Charlotte: possesses wide array of talents ranging from the practical to the entertaining
iPad: ditto, though can only apply them one at a time

Charlotte: believes “it is better to know as little as possible of the defects of the person with whom you are to pass your life.”
iPad: might appreciate this point of view

Charlotte: makes decisions based on reason, not emotions
iPad: is a computer

Charlotte: not flashy
iPad: no Flash Player

And Lizzie and Charlotte are dear friends who, while vastly different in temperament, derive much satisfaction from their relationship—at least until Charlotte marries a man neither one of them can particularly stand to be around.

So I guess what I’m saying, dear iPad, is: I think we’ll get along just fine as long as you don’t go marrying Lady Catherine de Bourgh’s remote control.

But, you know, I was sort of hoping you’d be the Mr. Darcy of gadgets.

Dear iPad, I Just Want to Say

January 29, 2010 @ 6:50 am | Filed under: iPad

I would totally climb the Empire State Building for you.

Dear iPad: Me Again

January 28, 2010 @ 2:02 pm | Filed under: iPad

Don’t worry, I’m not stalking you or anything. Well, okay, maybe a little. Maybe I’ve been scouring the interwebs for hints about you for months now. Maybe I had a little crush on you long before I ever saw your picture.

It’s just, you know, I think you and I would really hit it off. We’re so compatible.

I mean, your battery lets you run for ten hours without recharging? I have six kids—I can run for ten hours straight too!
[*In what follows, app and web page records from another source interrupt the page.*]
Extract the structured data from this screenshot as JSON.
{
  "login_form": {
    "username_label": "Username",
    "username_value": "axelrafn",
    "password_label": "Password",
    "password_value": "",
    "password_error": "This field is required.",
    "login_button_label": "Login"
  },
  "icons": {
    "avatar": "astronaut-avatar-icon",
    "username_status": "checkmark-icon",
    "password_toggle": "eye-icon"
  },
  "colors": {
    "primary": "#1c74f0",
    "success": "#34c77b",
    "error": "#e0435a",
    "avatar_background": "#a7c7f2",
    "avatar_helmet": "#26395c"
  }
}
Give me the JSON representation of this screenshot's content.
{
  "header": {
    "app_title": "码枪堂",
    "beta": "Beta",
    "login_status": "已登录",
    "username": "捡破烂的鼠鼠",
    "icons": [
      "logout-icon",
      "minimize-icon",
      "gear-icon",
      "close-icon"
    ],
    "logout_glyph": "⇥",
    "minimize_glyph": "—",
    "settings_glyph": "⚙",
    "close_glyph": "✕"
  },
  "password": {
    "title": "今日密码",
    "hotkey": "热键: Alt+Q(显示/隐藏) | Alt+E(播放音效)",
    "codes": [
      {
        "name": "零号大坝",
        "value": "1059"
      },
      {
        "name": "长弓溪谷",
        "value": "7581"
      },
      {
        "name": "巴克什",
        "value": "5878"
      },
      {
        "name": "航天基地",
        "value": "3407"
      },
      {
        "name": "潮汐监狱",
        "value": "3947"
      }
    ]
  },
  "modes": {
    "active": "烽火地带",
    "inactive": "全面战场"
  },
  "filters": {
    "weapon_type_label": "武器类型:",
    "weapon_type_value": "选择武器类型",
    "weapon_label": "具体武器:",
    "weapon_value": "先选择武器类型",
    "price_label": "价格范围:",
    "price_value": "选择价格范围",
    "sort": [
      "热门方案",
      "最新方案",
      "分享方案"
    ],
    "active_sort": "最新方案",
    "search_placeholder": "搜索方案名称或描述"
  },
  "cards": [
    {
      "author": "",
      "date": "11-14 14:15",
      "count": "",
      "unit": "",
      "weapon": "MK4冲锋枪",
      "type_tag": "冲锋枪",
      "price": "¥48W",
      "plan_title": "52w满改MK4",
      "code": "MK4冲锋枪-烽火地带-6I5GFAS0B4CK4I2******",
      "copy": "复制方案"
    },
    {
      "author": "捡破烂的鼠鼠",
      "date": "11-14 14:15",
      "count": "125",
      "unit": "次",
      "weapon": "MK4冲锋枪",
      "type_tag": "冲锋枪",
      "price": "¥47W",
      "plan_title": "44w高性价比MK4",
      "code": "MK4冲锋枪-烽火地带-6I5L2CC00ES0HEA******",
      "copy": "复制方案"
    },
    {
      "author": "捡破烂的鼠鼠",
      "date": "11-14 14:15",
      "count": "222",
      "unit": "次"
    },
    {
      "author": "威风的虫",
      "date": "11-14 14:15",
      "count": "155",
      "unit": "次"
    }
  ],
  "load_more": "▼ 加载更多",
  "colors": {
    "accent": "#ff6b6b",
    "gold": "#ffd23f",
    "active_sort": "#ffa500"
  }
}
And just look how fond I am of your little sister.

I know you’re busy basking in the spotlight right now, but I wanted to let you know that when the limelight gets old, I’m here for you.

Signed,

Your New BFF

Delicious Links for January 27, 2010

January 28, 2010 @ 6:17 am | Filed under: Links

iPad @ Publisher’s Weekly

“The device was demoed with newspaper content from the New York Times and supports video and audio embedded in the content. Most importantly, the iPad will support the ePub e-book standard and Apple has developed its own e-reader software, iBooks, and will also launch an iBookstore. E-book pricing is reported to be in the $15 range.”

Confused Texas Education Board bans kids’ author from curriculum | News for Dallas, Texas | Dallas Morning News | Texas Regional News

“In its haste to sort out the state’s social studies curriculum standards this month, the State Board of Education tossed children’s author Martin, who died in 2004, from a proposal for the third-grade section. Board member Pat Hardy, R-Weatherford, who made the motion, cited books he had written for adults that contain “very strong critiques of capitalism and the American system.

“Trouble is, the Bill Martin Jr. who wrote the Brown Bear series never wrote anything political, unless you count a book that taught kids how to say the Pledge of Allegiance, his friends said. The book on Marxism was written by Bill Martin, a philosophy professor at DePaul University in Chicago. “

Cybils: REVIEW Anything But Typical by Nora Raleigh Baskin

“This absorbing story told from the viewpoint of Jason, a boy with autism, would appeal to readers who enjoyed The London Eye Mystery or The Curious Incident of the Dog in the Night-Time, says Abby.”

Dear iPad

January 27, 2010 @ 2:52 pm | Filed under: Computer stuff, iPad

You had me at hello.

Could we move my birthday to April this year?